Element data from apps and pages

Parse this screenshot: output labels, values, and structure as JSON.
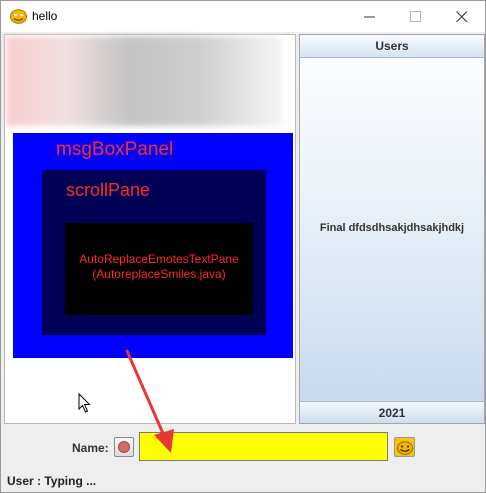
{
  "window": {
    "title": "hello",
    "icons": {
      "app": "smiley-icon",
      "minimize": "minimize-icon",
      "maximize": "maximize-icon",
      "close": "close-icon"
    }
  },
  "chat": {
    "msgbox_panel_label": "msgBoxPanel",
    "scroll_pane_label": "scrollPane",
    "text_pane_label_line1": "AutoReplaceEmotesTextPane",
    "text_pane_label_line2": "(AutoreplaceSmiles.java)"
  },
  "users": {
    "header": "Users",
    "entries": [
      "Final dfdsdhsakjdhsakjhdkj"
    ],
    "footer": "2021"
  },
  "input": {
    "name_label": "Name:",
    "value": ""
  },
  "status": {
    "text": "User : Typing ..."
  },
  "colors": {
    "msgbox_panel": "#0000ff",
    "scroll_pane": "#000055",
    "text_pane": "#000000",
    "annotation_text": "#ff2a2a",
    "input_background": "#ffff00",
    "arrow": "#e53935"
  }
}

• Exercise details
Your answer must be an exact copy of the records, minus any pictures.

• Result for this exercise
Parse this screenshot: output labels, values, and structure as JSON.
{
  "window": {
    "title": "hello",
    "icons": {
      "app": "smiley-icon",
      "minimize": "minimize-icon",
      "maximize": "maximize-icon",
      "close": "close-icon"
    }
  },
  "chat": {
    "msgbox_panel_label": "msgBoxPanel",
    "scroll_pane_label": "scrollPane",
    "text_pane_label_line1": "AutoReplaceEmotesTextPane",
    "text_pane_label_line2": "(AutoreplaceSmiles.java)"
  },
  "users": {
    "header": "Users",
    "entries": [
      "Final dfdsdhsakjdhsakjhdkj"
    ],
    "footer": "2021"
  },
  "input": {
    "name_label": "Name:",
    "value": ""
  },
  "status": {
    "text": "User : Typing ..."
  },
  "colors": {
    "msgbox_panel": "#0000ff",
    "scroll_pane": "#000055",
    "text_pane": "#000000",
    "annotation_text": "#ff2a2a",
    "input_background": "#ffff00",
    "arrow": "#e53935"
  }
}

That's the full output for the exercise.